In the “countries,” former missionaries presented slides or videos and samples of food, clothes and music. Children also helped with a missions project for a current missionary.

In the next Sunday service, the theme was continued with a missions speaker. This was a wonderful opportunity for our church family of all ages to participate together. It was especially encouraging to see the junior high youth working so diligently as flight attendants and ticket agents.

—Club in Pennsylvania

Animal Service Project

At our Closing Celebration, each club member brought a six- to eight-inch stuffed animal to donate to the police department. The animals would then be distributed to children traumatized by accidents or domestic abuse. The police department liaison officer attended, as did a photographer from the local paper.

—Club in Nebraska

Night of Questions

For our dad/kid night, we had a “Night of Questions.” Dads and kids went to different locations in the church:

  • “What’s That?” room. We set up various antiques, donated by church members, and people had to guess what each item was.
  • “Where Do I Fit In?” room. Fathers and club members put together giant puzzle pieces.
  • “How Many?” game. This game asked such things as how many books they could stack in a minute, how many times they could say “Jesus loves me” in a minute, and how many people they could fit in a truck-size inner tube.
  • “Can I Really Play That?” band. People played rhythm instruments made from kitchen or garage items. There were nails on string, wrenches on string, rocks and cans, and cans full of rice. We played music CDs and everyone played the rhythm.
  • “Where’s the Hole?” golf. Club members got to try using a golf putter. Then we presented the gospel, explaining that sin is about how we’ve all “missed the mark.”
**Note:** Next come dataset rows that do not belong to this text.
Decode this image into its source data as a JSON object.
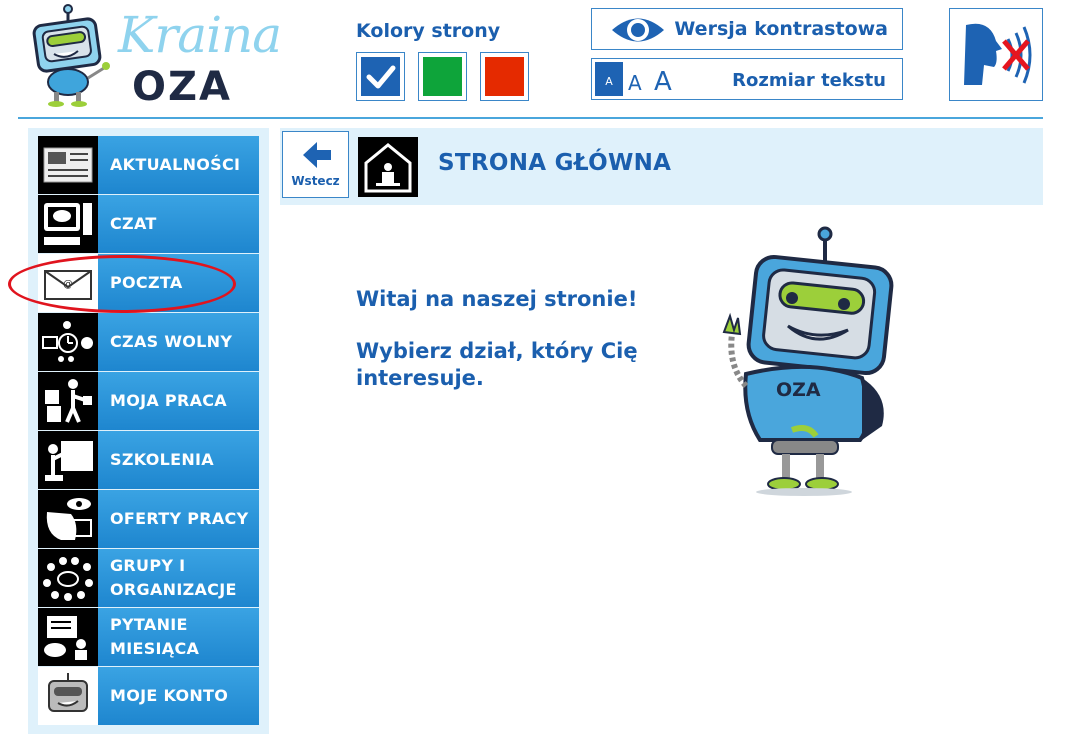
{
  "logo": {
    "line1": "Kraina",
    "line2": "OZA",
    "badge": "OZA"
  },
  "colors": {
    "label": "Kolory strony",
    "options": [
      {
        "name": "blue",
        "hex": "#1e63b3",
        "selected": true
      },
      {
        "name": "green",
        "hex": "#0ea43a",
        "selected": false
      },
      {
        "name": "red",
        "hex": "#e52a00",
        "selected": false
      }
    ]
  },
  "contrast": {
    "label": "Wersja kontrastowa",
    "icon": "eye-icon"
  },
  "font_size": {
    "label": "Rozmiar tekstu",
    "small": "A",
    "medium": "A",
    "large": "A"
  },
  "voice": {
    "icon": "speech-off-icon"
  },
  "sidebar": {
    "items": [
      {
        "label": "AKTUALNOŚCI",
        "icon": "newspaper-icon"
      },
      {
        "label": "CZAT",
        "icon": "computer-chat-icon"
      },
      {
        "label": "POCZTA",
        "icon": "mail-envelope-icon"
      },
      {
        "label": "CZAS WOLNY",
        "icon": "free-time-icon"
      },
      {
        "label": "MOJA PRACA",
        "icon": "worker-icon"
      },
      {
        "label": "SZKOLENIA",
        "icon": "training-icon"
      },
      {
        "label": "OFERTY PRACY",
        "icon": "job-offers-icon"
      },
      {
        "label": "GRUPY I ORGANIZACJE",
        "icon": "groups-icon"
      },
      {
        "label": "PYTANIE MIESIĄCA",
        "icon": "question-month-icon"
      },
      {
        "label": "MOJE KONTO",
        "icon": "robot-account-icon"
      }
    ]
  },
  "main": {
    "back_label": "Wstecz",
    "title": "STRONA GŁÓWNA",
    "welcome": "Witaj na naszej stronie!",
    "choose": "Wybierz dział, który Cię interesuje.",
    "robot_badge": "OZA"
  }
}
Each section lasted about 15 minutes, and we included refreshments.

—Club in Pennsylvania

Fast Food Frolic

For our own version of a progressive dinner, we took club members to four different fast food restaurants and got one food item from each place.

—Club in Washington
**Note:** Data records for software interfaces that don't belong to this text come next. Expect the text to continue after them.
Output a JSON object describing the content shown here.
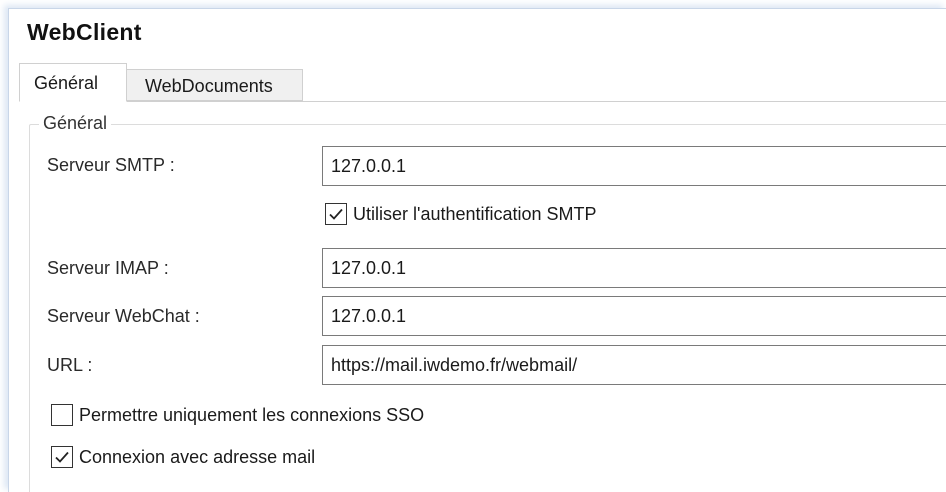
{
  "window": {
    "title": "WebClient"
  },
  "tabs": [
    {
      "label": "Général",
      "active": true
    },
    {
      "label": "WebDocuments",
      "active": false
    }
  ],
  "group": {
    "title": "Général"
  },
  "fields": {
    "smtp": {
      "label": "Serveur SMTP :",
      "value": "127.0.0.1"
    },
    "smtp_auth": {
      "label": "Utiliser l'authentification SMTP",
      "checked": true
    },
    "imap": {
      "label": "Serveur IMAP :",
      "value": "127.0.0.1"
    },
    "webchat": {
      "label": "Serveur WebChat :",
      "value": "127.0.0.1"
    },
    "url": {
      "label": "URL :",
      "value": "https://mail.iwdemo.fr/webmail/"
    }
  },
  "options": {
    "sso_only": {
      "label": "Permettre uniquement les connexions SSO",
      "checked": false
    },
    "login_email": {
      "label": "Connexion avec adresse mail",
      "checked": true
    }
  },
  "icons": {
    "check": "checkmark-icon"
  },
  "colors": {
    "accent_border": "#c9d6e8",
    "input_border": "#7a7a7a"
  }
}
Homemade Drive-In

We gave our movie night a special twist—Drive-In Movie Night. Kids made a car out of a box and pretended to “drive in.”
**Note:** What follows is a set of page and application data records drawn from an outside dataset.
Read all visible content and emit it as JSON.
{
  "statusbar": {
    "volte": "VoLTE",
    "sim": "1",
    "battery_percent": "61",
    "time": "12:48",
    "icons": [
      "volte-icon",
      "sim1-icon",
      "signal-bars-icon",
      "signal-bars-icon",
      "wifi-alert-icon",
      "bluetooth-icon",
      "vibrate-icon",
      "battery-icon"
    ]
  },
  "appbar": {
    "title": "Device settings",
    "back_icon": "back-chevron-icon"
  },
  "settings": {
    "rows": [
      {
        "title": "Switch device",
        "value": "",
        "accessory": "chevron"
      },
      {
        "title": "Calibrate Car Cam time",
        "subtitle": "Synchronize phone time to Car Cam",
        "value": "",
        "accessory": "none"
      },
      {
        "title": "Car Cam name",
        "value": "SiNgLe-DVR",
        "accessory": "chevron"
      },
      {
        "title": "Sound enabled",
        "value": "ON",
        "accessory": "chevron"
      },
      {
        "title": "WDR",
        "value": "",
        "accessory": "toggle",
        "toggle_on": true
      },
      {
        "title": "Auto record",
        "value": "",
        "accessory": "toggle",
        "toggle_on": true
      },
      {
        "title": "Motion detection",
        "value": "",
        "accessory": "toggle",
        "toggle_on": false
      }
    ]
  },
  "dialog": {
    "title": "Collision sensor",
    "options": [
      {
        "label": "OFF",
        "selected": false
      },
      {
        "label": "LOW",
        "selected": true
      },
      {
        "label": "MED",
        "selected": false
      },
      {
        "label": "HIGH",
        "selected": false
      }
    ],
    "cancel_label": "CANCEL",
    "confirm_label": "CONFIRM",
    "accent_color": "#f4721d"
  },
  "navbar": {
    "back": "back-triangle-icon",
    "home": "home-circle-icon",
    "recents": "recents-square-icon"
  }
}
—Club in California

Runaway Night

We advertised that we would “run away” to a different location for club. We kept it a mystery to create suspense.

—Club in Michigan

Derby Duo

Instead of holding a pine car derby by ourselves, we joined with Pioneer Clubs members from another church for an even bigger event. (See Pine Car Kits Item #5751 and Pine Car Awards Item #7650f)

—Club in British Columbia

Bikes and Blades

On a sunny Saturday, Pioneer Clubs members and leaders brought bikes, inline skates and helmets for our year-end event—a bike rodeo. Two policemen gave a talk on bike safety and encouraged kids to register their bikes. A man from the local bike shop dropped by to talk about bike maintenance. We also held bike relays and games. You can find bike games in Games Galore (Item #2724)

In one afternoon, kids accomplished everything they needed to earn their Cycling Activity Awards. We had already ordered the awards so we could give them out at the end of the rodeo.

The rodeo ended with a barbecue, and everyone agreed that we had a great time!

—Club in Ontario

Family Kite Day

Families built and flew kites and had a picnic.

—Club in California

Western Night

We recruited a teacher to be the caller for a circle dance. Then we had a campfire circle around a fake campfire. Two dads led singing with guitars.

—Club in Alberta

At the Ranch

On a Saturday, our club members headed to a ranch. They enjoyed pony and horseback rides. We set up activity areas for playing games and working on activity awards. We staggered the activity times so everyone didn’t need access to the same activity areas at the same time.

—Club in Ontario